Farrell said the teachers bring their problems to the table.
“We help them look at their textbook, at other resources, at their student work and try to find the answer,” she said. “They build off of each other’s expertise. We want them to be researchers in their own classrooms and do it collaboratively. That’s one of the lasting effects we think there will be.”
Lisa Minor, Dayton Public Schools’ executive director of school improvement for pre-K to 8, experienced the Lesson Study program for several years when she was principal at Kemp PreK-8 School.
“The redesigned lessons were more meaningful and relevant to the students,” said Minor. “And veteran teachers were revived and refreshed by the opportunities in the program.”
Math lessons include such things as ratios, bar graphs, classifying quadrilaterals and two-digit subtraction with regrouping. Other lessons focus on the teaching of history and social studies.
Lesson Study has also affected teaching styles. One teacher learned to not always give students the answers, but let them work through problems–even if they fail to solve them.
“She said, ‘I never realized how important student struggles are and that it’s OK for students to have some struggles with material,’” Farrell said.
Tosa said there have been improvements in student test scores at Kemp PreK-8, where all of the teachers participate in the Lesson Study program.
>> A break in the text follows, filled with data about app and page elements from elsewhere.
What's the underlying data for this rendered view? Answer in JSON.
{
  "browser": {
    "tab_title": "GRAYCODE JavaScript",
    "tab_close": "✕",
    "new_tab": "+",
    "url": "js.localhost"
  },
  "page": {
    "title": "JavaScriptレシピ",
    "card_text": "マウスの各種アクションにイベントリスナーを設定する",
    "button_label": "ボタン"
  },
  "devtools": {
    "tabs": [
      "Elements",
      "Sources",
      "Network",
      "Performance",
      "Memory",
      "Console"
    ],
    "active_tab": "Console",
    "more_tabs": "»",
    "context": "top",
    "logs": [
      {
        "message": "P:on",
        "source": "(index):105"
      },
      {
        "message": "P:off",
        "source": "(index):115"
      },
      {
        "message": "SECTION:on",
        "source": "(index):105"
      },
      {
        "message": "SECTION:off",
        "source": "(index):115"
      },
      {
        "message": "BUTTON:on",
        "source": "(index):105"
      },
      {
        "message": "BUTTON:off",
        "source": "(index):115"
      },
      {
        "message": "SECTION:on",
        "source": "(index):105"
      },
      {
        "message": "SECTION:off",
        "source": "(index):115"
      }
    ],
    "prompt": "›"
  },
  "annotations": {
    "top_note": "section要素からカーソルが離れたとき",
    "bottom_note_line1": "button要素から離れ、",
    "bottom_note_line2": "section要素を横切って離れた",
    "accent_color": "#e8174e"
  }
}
“There is some good evidence of teacher growth and student growth,” Tosa said.